MATERIALS PROVIDED:
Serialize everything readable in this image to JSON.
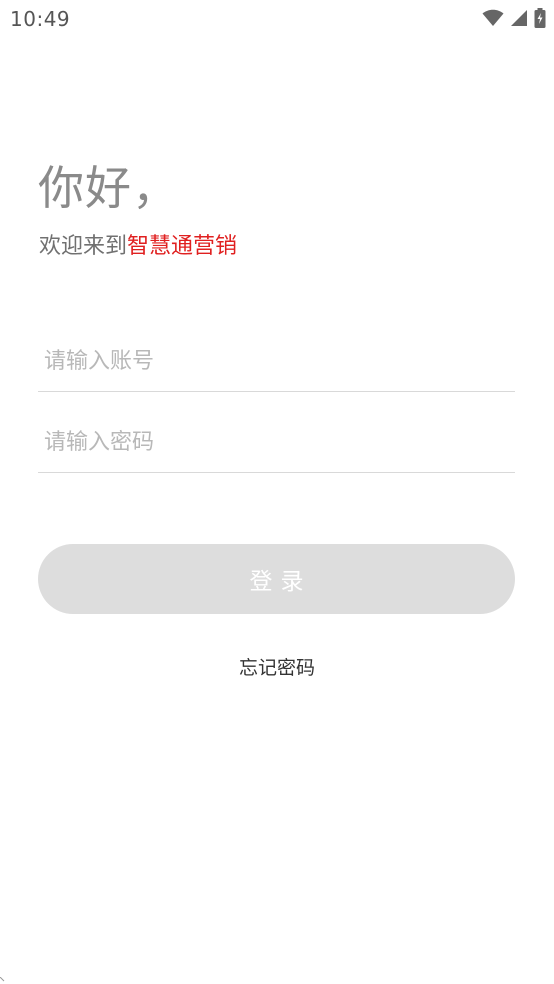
{
  "status_bar": {
    "time": "10:49",
    "icons": [
      "wifi-icon",
      "cellular-signal-icon",
      "battery-charging-icon"
    ]
  },
  "header": {
    "greeting": "你好，",
    "welcome_prefix": "欢迎来到",
    "brand_name": "智慧通营销"
  },
  "form": {
    "account": {
      "placeholder": "请输入账号",
      "value": ""
    },
    "password": {
      "placeholder": "请输入密码",
      "value": ""
    },
    "login_label": "登录",
    "forgot_password_label": "忘记密码"
  },
  "colors": {
    "brand": "#e02020",
    "button_disabled": "#dddddd",
    "greeting": "#8a8a8a"
  }
}
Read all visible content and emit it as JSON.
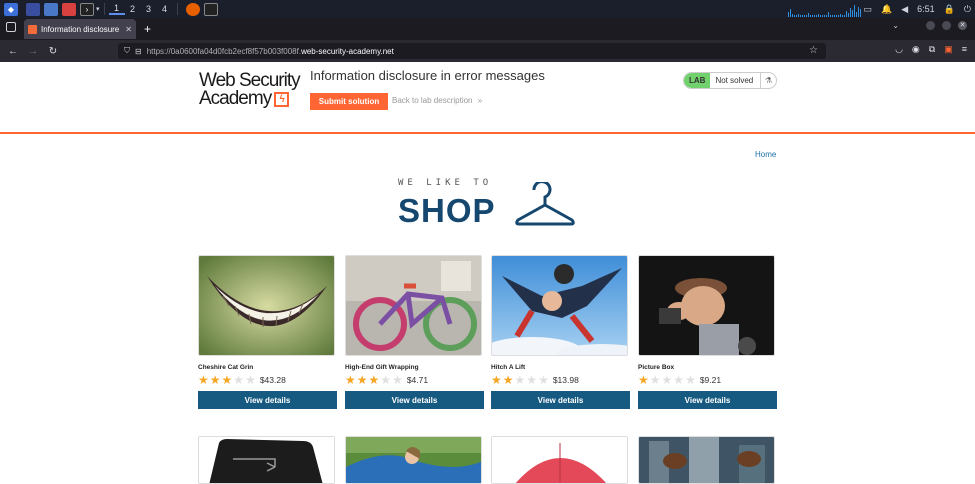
{
  "taskbar": {
    "workspaces": [
      "1",
      "2",
      "3",
      "4"
    ],
    "time": "6:51"
  },
  "browser": {
    "tab_title": "Information disclosure in",
    "url_prefix": "https://0a0600fa04d0fcb2ecf8f57b003f008f.",
    "url_host": "web-security-academy.net"
  },
  "lab": {
    "logo_line1": "Web Security",
    "logo_line2": "Academy",
    "title": "Information disclosure in error messages",
    "submit_label": "Submit solution",
    "back_label": "Back to lab description",
    "badge": "LAB",
    "status": "Not solved"
  },
  "nav": {
    "home": "Home"
  },
  "banner": {
    "small": "WE LIKE TO",
    "big": "SHOP"
  },
  "products": [
    {
      "name": "Cheshire Cat Grin",
      "stars": 3,
      "price": "$43.28",
      "button": "View details"
    },
    {
      "name": "High-End Gift Wrapping",
      "stars": 3,
      "price": "$4.71",
      "button": "View details"
    },
    {
      "name": "Hitch A Lift",
      "stars": 2,
      "price": "$13.98",
      "button": "View details"
    },
    {
      "name": "Picture Box",
      "stars": 1,
      "price": "$9.21",
      "button": "View details"
    }
  ],
  "colors": {
    "accent": "#ff6633",
    "button": "#165a82",
    "star": "#f5a623",
    "lab_badge": "#70d16d"
  }
}
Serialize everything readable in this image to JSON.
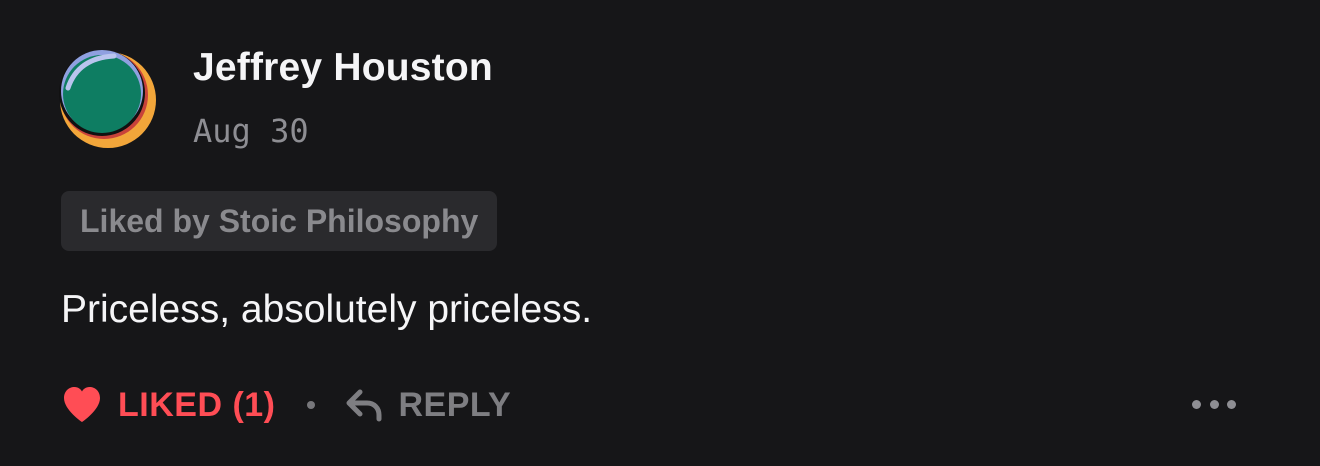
{
  "comment": {
    "author": "Jeffrey Houston",
    "timestamp": "Aug 30",
    "liked_by": "Liked by Stoic Philosophy",
    "body": "Priceless, absolutely priceless.",
    "avatar_icon": "abstract-circle-avatar"
  },
  "actions": {
    "like_label": "LIKED (1)",
    "like_icon": "heart-icon",
    "separator": "·",
    "reply_label": "REPLY",
    "reply_icon": "reply-arrow-icon",
    "more_icon": "more-horizontal-icon"
  },
  "colors": {
    "background": "#161618",
    "liked_accent": "#ff4d55",
    "muted_text": "#7e7e82",
    "primary_text": "#f5f5f7",
    "avatar_green": "#0e7d62",
    "avatar_orange": "#f2a63a",
    "avatar_blue": "#7a8fd6"
  }
}
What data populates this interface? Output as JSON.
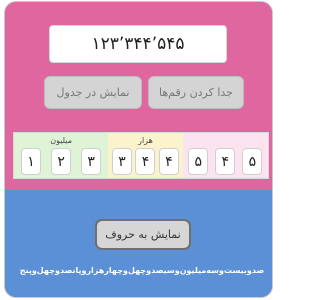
{
  "display": {
    "number": "۱۲۳٬۳۴۴٬۵۴۵"
  },
  "buttons": {
    "show_in_table": "نمایش در جدول",
    "split_digits": "جدا کردن رقم‌ها",
    "show_in_words": "نمایش به حروف"
  },
  "groups": {
    "millions": {
      "title": "میلیون",
      "digits": [
        "۱",
        "۲",
        "۳"
      ]
    },
    "thousands": {
      "title": "هزار",
      "digits": [
        "۳",
        "۴",
        "۴"
      ]
    },
    "units": {
      "title": "",
      "digits": [
        "۵",
        "۴",
        "۵"
      ]
    }
  },
  "words": "صدوبیست‌وسه‌میلیون‌وسیصدوچهل‌وچهارهزاروپانصدوچهل‌وپنج",
  "colors": {
    "top_panel": "#e066a0",
    "bottom_panel": "#5b8fd6",
    "millions_bg": "#dff3d7",
    "thousands_bg": "#fbf3cc",
    "units_bg": "#fbe4f0"
  }
}
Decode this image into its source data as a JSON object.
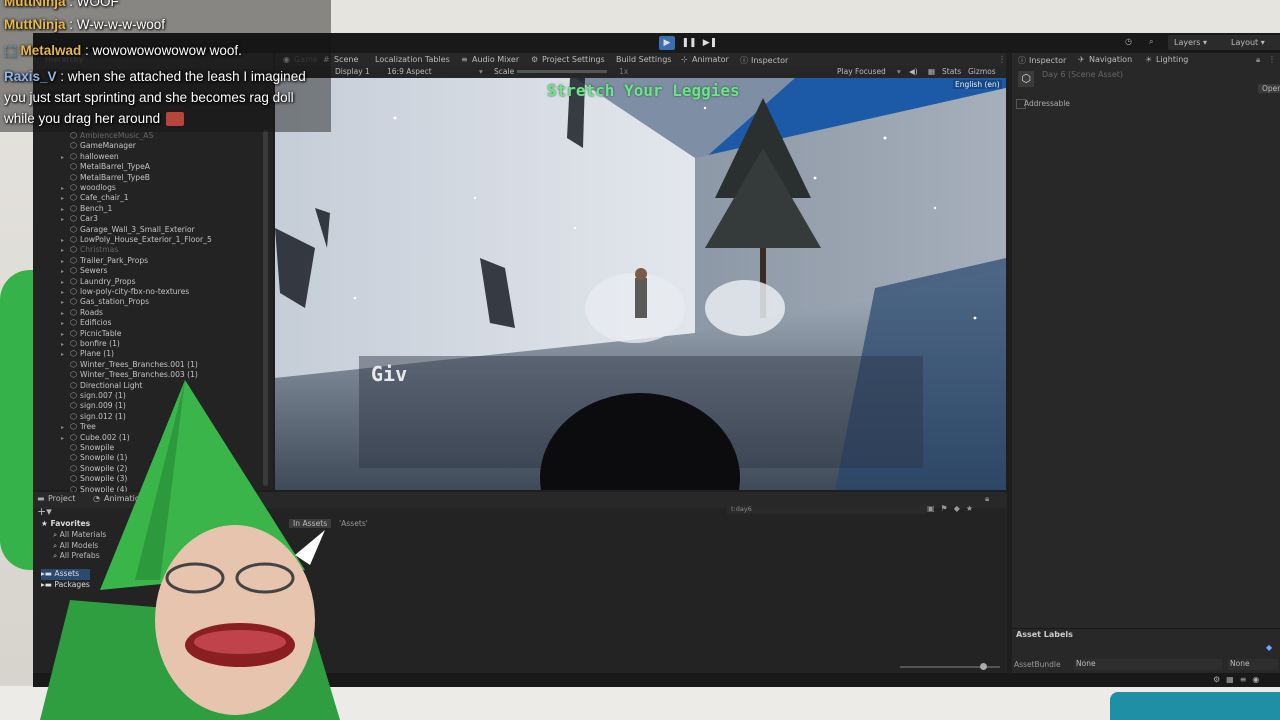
{
  "toolbar": {
    "layers_label": "Layers",
    "layout_label": "Layout"
  },
  "hierarchy": {
    "tab_label": "Hierarchy",
    "items": [
      {
        "label": "AmbienceMusic_AS",
        "dim": true,
        "fold": false
      },
      {
        "label": "GameManager",
        "dim": false,
        "fold": false
      },
      {
        "label": "halloween",
        "dim": false,
        "fold": true
      },
      {
        "label": "MetalBarrel_TypeA",
        "dim": false,
        "fold": false
      },
      {
        "label": "MetalBarrel_TypeB",
        "dim": false,
        "fold": false
      },
      {
        "label": "woodlogs",
        "dim": false,
        "fold": true
      },
      {
        "label": "Cafe_chair_1",
        "dim": false,
        "fold": true
      },
      {
        "label": "Bench_1",
        "dim": false,
        "fold": true
      },
      {
        "label": "Car3",
        "dim": false,
        "fold": true
      },
      {
        "label": "Garage_Wall_3_Small_Exterior",
        "dim": false,
        "fold": false
      },
      {
        "label": "LowPoly_House_Exterior_1_Floor_5",
        "dim": false,
        "fold": true
      },
      {
        "label": "Christmas",
        "dim": true,
        "fold": true
      },
      {
        "label": "Trailer_Park_Props",
        "dim": false,
        "fold": true
      },
      {
        "label": "Sewers",
        "dim": false,
        "fold": true
      },
      {
        "label": "Laundry_Props",
        "dim": false,
        "fold": true
      },
      {
        "label": "low-poly-city-fbx-no-textures",
        "dim": false,
        "fold": true
      },
      {
        "label": "Gas_station_Props",
        "dim": false,
        "fold": true
      },
      {
        "label": "Roads",
        "dim": false,
        "fold": true
      },
      {
        "label": "Edificios",
        "dim": false,
        "fold": true
      },
      {
        "label": "PicnicTable",
        "dim": false,
        "fold": true
      },
      {
        "label": "bonfire (1)",
        "dim": false,
        "fold": true
      },
      {
        "label": "Plane (1)",
        "dim": false,
        "fold": true
      },
      {
        "label": "Winter_Trees_Branches.001 (1)",
        "dim": false,
        "fold": false
      },
      {
        "label": "Winter_Trees_Branches.003 (1)",
        "dim": false,
        "fold": false
      },
      {
        "label": "Directional Light",
        "dim": false,
        "fold": false
      },
      {
        "label": "sign.007 (1)",
        "dim": false,
        "fold": false
      },
      {
        "label": "sign.009 (1)",
        "dim": false,
        "fold": false
      },
      {
        "label": "sign.012 (1)",
        "dim": false,
        "fold": false
      },
      {
        "label": "Tree",
        "dim": false,
        "fold": true
      },
      {
        "label": "Cube.002 (1)",
        "dim": false,
        "fold": true
      },
      {
        "label": "Snowpile",
        "dim": false,
        "fold": false
      },
      {
        "label": "Snowpile (1)",
        "dim": false,
        "fold": false
      },
      {
        "label": "Snowpile (2)",
        "dim": false,
        "fold": false
      },
      {
        "label": "Snowpile (3)",
        "dim": false,
        "fold": false
      },
      {
        "label": "Snowpile (4)",
        "dim": false,
        "fold": false
      }
    ]
  },
  "center_tabs": {
    "game": "Game",
    "scene": "Scene",
    "localization": "Localization Tables",
    "audio_mixer": "Audio Mixer",
    "project_settings": "Project Settings",
    "build_settings": "Build Settings",
    "animator": "Animator",
    "inspector": "Inspector"
  },
  "game_bar": {
    "display": "Display 1",
    "aspect": "16:9 Aspect",
    "scale_label": "Scale",
    "scale_value": "1x",
    "play_mode": "Play Focused",
    "stats": "Stats",
    "gizmos": "Gizmos"
  },
  "game_view": {
    "banner": "Stretch Your Leggies",
    "dialogue": "Giv",
    "language": "English (en)"
  },
  "inspector": {
    "tab_inspector": "Inspector",
    "tab_navigation": "Navigation",
    "tab_lighting": "Lighting",
    "asset_title": "Day 6 (Scene Asset)",
    "open_button": "Open",
    "addressable": "Addressable",
    "asset_labels": "Asset Labels",
    "asset_bundle_label": "AssetBundle",
    "asset_bundle_value": "None",
    "asset_variant_value": "None"
  },
  "project": {
    "tab_project": "Project",
    "tab_animation": "Animation",
    "favorites": "Favorites",
    "fav_items": [
      "All Materials",
      "All Models",
      "All Prefabs"
    ],
    "assets": "Assets",
    "packages": "Packages",
    "search_scope_in_assets": "In Assets",
    "search_scope_assets": "'Assets'",
    "search_text": "t:day6"
  },
  "chat": [
    {
      "user": "MuttNinja",
      "msg": " : WOOF",
      "color": "#e8b84a"
    },
    {
      "user": "MuttNinja",
      "msg": " : W-w-w-w-woof",
      "color": "#e8b84a"
    },
    {
      "user": "Metalwad",
      "msg": " : wowowowowowow woof.",
      "color": "#e8b84a"
    },
    {
      "user": "Raxis_V",
      "msg": " : when she attached the leash I imagined",
      "color": "#8fb6e8"
    },
    {
      "user": "",
      "msg": "you just start sprinting and she becomes rag doll",
      "color": "#ffffff"
    },
    {
      "user": "",
      "msg": "while you drag her around",
      "color": "#ffffff"
    }
  ],
  "colors": {
    "play_active": "#3a6fb0",
    "banner_green": "#6ee38a",
    "gnome_hat": "#39b54a"
  }
}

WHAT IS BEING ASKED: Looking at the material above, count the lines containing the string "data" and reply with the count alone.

RESULT OF THE EXERCISE: 2